They were based on autistic descriptions of camouflaging, which is when neurodivergent people consciously try to hide their differences and ‘act neurotypical’, from the way they make eye-contact, to copying their body language and speech mannerisms. Just like non-human characters are perceived more positively when they express emotions and social behaviours, autistic people are perceived more positively when they perform camouflaging behaviours, and it helps them avoid bullying or social exclusion. The problem is that camouflaging is exhausting, and it reinforces a sense of low self-worth. Autistic people who spend a lot of time camouflaging tend to have poorer mental health and also be more vulnerable to suicide.
We wondered whether the general public, who might be used to depictions of non-human characters, would be led to identify Chris (our stereotypical autistic portrayal) as the robot. Actually, we found that people were conflicted, with guesses balanced between the two characters.
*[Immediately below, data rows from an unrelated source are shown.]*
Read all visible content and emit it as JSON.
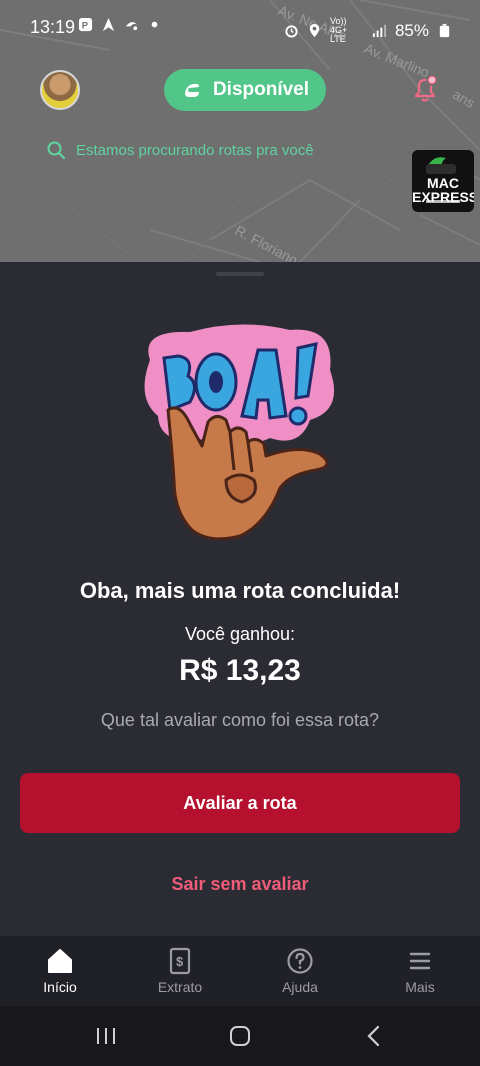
{
  "status_bar": {
    "time": "13:19",
    "battery": "85%",
    "network": "Vo)) 4G+ LTE"
  },
  "map": {
    "streets": [
      "Av. Ne Alfre",
      "Av. Marlino",
      "R. Floriano",
      "ans"
    ]
  },
  "header": {
    "availability_label": "Disponível",
    "searching_text": "Estamos procurando rotas pra você",
    "partner_logo_text": "MAC EXPRESS",
    "accent_color": "#52c689"
  },
  "sheet": {
    "illustration_text": "BOA!",
    "headline": "Oba, mais uma rota concluida!",
    "earned_label": "Você ganhou:",
    "earned_value": "R$ 13,23",
    "rate_question": "Que tal avaliar como foi essa rota?",
    "rate_button": "Avaliar a rota",
    "skip_link": "Sair sem avaliar",
    "button_color": "#b5102d"
  },
  "nav": {
    "items": [
      {
        "label": "Início",
        "icon": "home-icon",
        "active": true
      },
      {
        "label": "Extrato",
        "icon": "statement-icon",
        "active": false
      },
      {
        "label": "Ajuda",
        "icon": "help-icon",
        "active": false
      },
      {
        "label": "Mais",
        "icon": "menu-icon",
        "active": false
      }
    ]
  }
}
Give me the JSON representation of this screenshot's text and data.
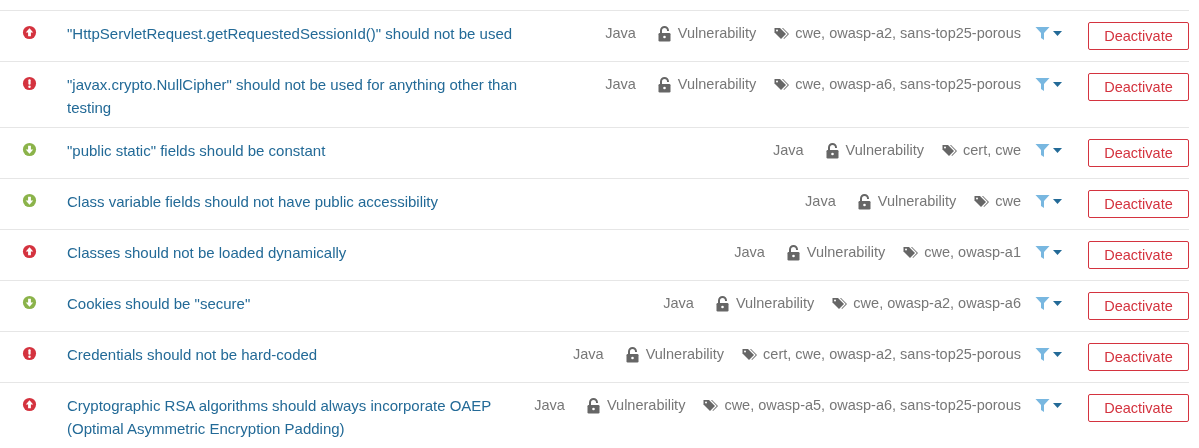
{
  "rules": [
    {
      "kind": "critical",
      "title": "\"HttpServletRequest.getRequestedSessionId()\" should not be used",
      "language": "Java",
      "type": "Vulnerability",
      "tags": "cwe, owasp-a2, sans-top25-porous",
      "action": "Deactivate"
    },
    {
      "kind": "blocker",
      "title": "\"javax.crypto.NullCipher\" should not be used for anything other than testing",
      "language": "Java",
      "type": "Vulnerability",
      "tags": "cwe, owasp-a6, sans-top25-porous",
      "action": "Deactivate"
    },
    {
      "kind": "minor",
      "title": "\"public static\" fields should be constant",
      "language": "Java",
      "type": "Vulnerability",
      "tags": "cert, cwe",
      "action": "Deactivate"
    },
    {
      "kind": "minor",
      "title": "Class variable fields should not have public accessibility",
      "language": "Java",
      "type": "Vulnerability",
      "tags": "cwe",
      "action": "Deactivate"
    },
    {
      "kind": "critical",
      "title": "Classes should not be loaded dynamically",
      "language": "Java",
      "type": "Vulnerability",
      "tags": "cwe, owasp-a1",
      "action": "Deactivate"
    },
    {
      "kind": "minor",
      "title": "Cookies should be \"secure\"",
      "language": "Java",
      "type": "Vulnerability",
      "tags": "cwe, owasp-a2, owasp-a6",
      "action": "Deactivate"
    },
    {
      "kind": "blocker",
      "title": "Credentials should not be hard-coded",
      "language": "Java",
      "type": "Vulnerability",
      "tags": "cert, cwe, owasp-a2, sans-top25-porous",
      "action": "Deactivate"
    },
    {
      "kind": "critical",
      "title": "Cryptographic RSA algorithms should always incorporate OAEP (Optimal Asymmetric Encryption Padding)",
      "language": "Java",
      "type": "Vulnerability",
      "tags": "cwe, owasp-a5, owasp-a6, sans-top25-porous",
      "action": "Deactivate"
    }
  ]
}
People noticed the Uncanny Valley aspect of Alex’s mannerisms, and knew there was something different about this character.
Max and Rachel in a discussion session with a group.
We explored their ideas about the traits they tended to associate with robot characters, and pointed out how these overlapped with representations of autism. In explaining how different types of brain give rise to different ways of socialising and communicating, we spoke about the painful efforts that autistic people go to hide their differences in order to be accepted. Concluding, we invited people to think about their assumptions of what it means to be human (and the inherent flip side of ‘not-human’), and the harm these assumptions could cause for people who don’t display those most common ways of behaving.
We measured the impact of this activity on attendees using surveys, the results of which might also feed into future research. Asked if the event increased their understanding of autism and empathy for autistic people, most of our respondents gave positive responses on the day. Those who responded two weeks later likewise gave mainly favourable responses, with one commenting “It was a very clever and accessible way to teach people about autism”, and others suggesting we should take the performance to schools. We especially valued one response by an autistic person in our audience: “I thought while watching that both could very easily be autistic and was scared that they might just say that being autistic was just like being a robot and that we had no feelings. Very happily surprised”
We ran the activity in thirty-minute slots throughout the day, welcoming over fifty attendees in total. Our immense gratitude goes to the Public Engagement team, our fantastic student actors, and our many colleagues who helped us during this event. We feel that the event was especially special in that it was co-produced, written and acted by an evenly split team of autistic and non-autistic people. One of our autistic actors had a fascinating and poignant insight into the double-bluff of playing a character who was camouflaging their autism just obviously enough for the audience to notice:
“Because I was so used to hiding it all … It was hard to not automatically revert back to covering it all up. Because the aim of being just an autistic person in real life is to try and not show your autism… So, it’s interesting to have to do that, force myself into that kind of corner in a way. … really seeing it and going, “Ah, but this isn’t what I usually do,” or “This is what I usually do,” or “Maybe I can do this in the future,” sort of thing. It almost made me feel slightly more comfortable taking in, kind of, showing a little bit more of me”
As we’re passionate about working towards a world where different ways of existing as a human are valued equally, we’re delighted with this feedback and look forward to taking our work further.
If you’re interested in engaging the public with your research, start by exploring what support is on offer at BU for research communications, impact and engagement. If you’d like to take part in this year’s ESRC Festival of Social Science, explore the other events that took place last year and look out for the call for proposals in March 2023.